I think there’s a lot of confusion between the binary units of storage and the decimal units by which hard drives are labelled. When computers had amounts of memory measured in kibibytes and hard disk capacities measured in megabytes the discrepancies were small (1 kiB = 1.024 kB, a difference of 2.4%; 1 MiB = 1.024^2 = 1.0486 MB, a difference of 4.9%). But now that memory is typically gibibytes and hard disks terabytes the discrepancies are much larger (1 GiB = 1.024^3 = 1.0737 GB, a difference of 7.4%; 1 TiB = 1.024^4 =1.0995 TB, a difference of 10.0%).

I’m pretty sure that like me, Don is aware of the difference between TB and TiB; we tend to just be lazy when doing back-of-the-napkin type calculations and working out Drobo’s SDR capacity with five 3TB drives as 4 x 3 TB (when we are fully aware that the disk is only 2.7TiB, and its only marketing that’s pushed stated capacities to be in decimal “TB”, which windows and Linux won’t display that - OSX now does as I understand, and its probably sensible for most end users people to use the decimal counting too)

Most of the time it makes no difference unless you are trying to squeak in under the 5N’s single volume limit, in which case that 10% difference is “handy”.

So while there may be a place for a conversation about the minutiae of Drobo/EXT4/Windows/OSX counting mechanisms and the various limitations arising from those… I don’t think its helpful in someone else’s thread.

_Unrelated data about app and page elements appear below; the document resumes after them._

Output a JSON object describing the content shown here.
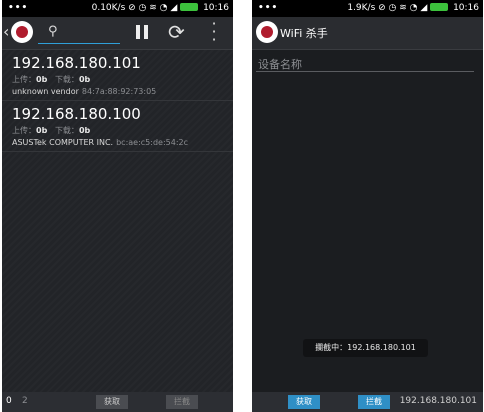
{
  "left": {
    "status": {
      "dots": "•••",
      "speed": "0.10K/s",
      "icons": "⊘ ◷ ≋ ◔ ◢",
      "time": "10:16"
    },
    "devices": [
      {
        "ip": "192.168.180.101",
        "up_label": "上传：",
        "up": "0b",
        "down_label": "下载：",
        "down": "0b",
        "vendor": "unknown vendor",
        "mac": "84:7a:88:92:73:05"
      },
      {
        "ip": "192.168.180.100",
        "up_label": "上传：",
        "up": "0b",
        "down_label": "下载：",
        "down": "0b",
        "vendor": "ASUSTek COMPUTER INC.",
        "mac": "bc:ae:c5:de:54:2c"
      }
    ],
    "bottom": {
      "count_a": "0",
      "count_b": "2",
      "capture": "获取",
      "block": "拦截"
    }
  },
  "right": {
    "status": {
      "dots": "•••",
      "speed": "1.9K/s",
      "icons": "⊘ ◷ ≋ ◔ ◢",
      "time": "10:16"
    },
    "title": "WiFi 杀手",
    "name_placeholder": "设备名称",
    "toast": "攔截中：192.168.180.101",
    "bottom": {
      "capture": "获取",
      "block": "拦截",
      "ip": "192.168.180.101"
    }
  },
  "colors": {
    "accent": "#2f9fd8",
    "brand_red": "#b01c2e",
    "background": "#202226"
  },
  "icons": {
    "search": "search-icon",
    "pause": "pause-icon",
    "refresh": "refresh-icon",
    "menu": "more-vert-icon"
  }
}
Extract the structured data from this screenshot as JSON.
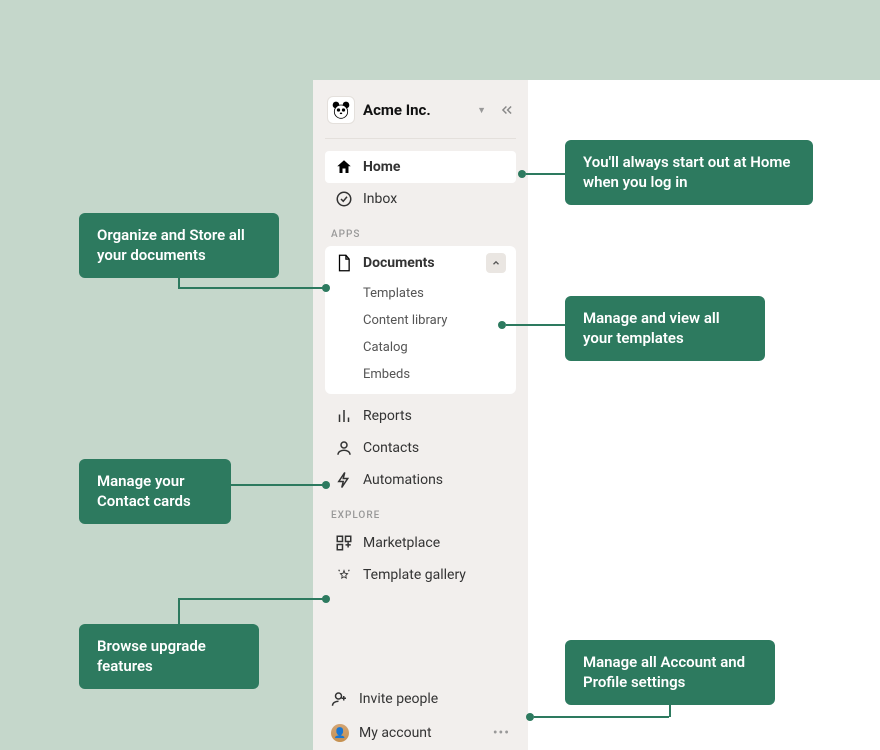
{
  "workspace": {
    "name": "Acme Inc."
  },
  "sidebar": {
    "main": [
      {
        "label": "Home",
        "icon": "home-icon",
        "active": true
      },
      {
        "label": "Inbox",
        "icon": "inbox-icon"
      }
    ],
    "apps_label": "APPS",
    "documents": {
      "label": "Documents",
      "items": [
        "Templates",
        "Content library",
        "Catalog",
        "Embeds"
      ]
    },
    "apps_rest": [
      {
        "label": "Reports",
        "icon": "reports-icon"
      },
      {
        "label": "Contacts",
        "icon": "contacts-icon"
      },
      {
        "label": "Automations",
        "icon": "automations-icon"
      }
    ],
    "explore_label": "EXPLORE",
    "explore": [
      {
        "label": "Marketplace",
        "icon": "marketplace-icon"
      },
      {
        "label": "Template gallery",
        "icon": "gallery-icon"
      }
    ],
    "bottom": {
      "invite_label": "Invite people",
      "account_label": "My account"
    }
  },
  "callouts": {
    "c1": "You'll always start out at Home when you log in",
    "c2": "Organize and Store all your documents",
    "c3": "Manage and view all your templates",
    "c4": "Manage your Contact cards",
    "c5": "Browse upgrade features",
    "c6": "Manage all Account and Profile settings"
  }
}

Except that here it does make a difference and it trips a lot of people up. Granted, some people are lazy, but many more are ignorant. A lot of people are annoyed about the 5N’s volume size limit, yourself included Chris. As things stand (with currently available disk capacities) it is simply not an issue to me. Since the OP asked the question, I feel it’s important to give an accurate reply and in that I endeavour to be neither lazy nor ignorant. There seems to be a consensus that loading up a 5N with the current maximum of five 6 TB drives is going to result in a lot of wastage. I wanted to point out that it is not the case. I apologise to dsmero for hijacking his thread, to Don for pointing out the obvious, and to anyone else who found my answer overly pedantic.

Edit: Apologies again, but my pedantry has got the better of me again! Contrary to what you say, Chris, hard drive capacities have in fact always been marketed honestly. I have a 1 TB HGST drive in my laptop that has a capacity of 1,000,204,886,016 bytes - if anything, they’re being slightly generous. By the time it’s partitioned, formatted and space is taken by the overhead that a modern filesystem imposes there is 999.35 GB of space left for me to use, but that isn’t HGST’s fault; they sell hard drives, not filesystems. The dishonesty is in the specification of the RAM capacity. I’m told my laptop has “8 GB of RAM”. It doesn’t. It has 8 GiB = 8,589,934,592 bytes, rather more than 8.5 GB, but since that works out in the user’s favour he complains about the hard drive manufacturers instead!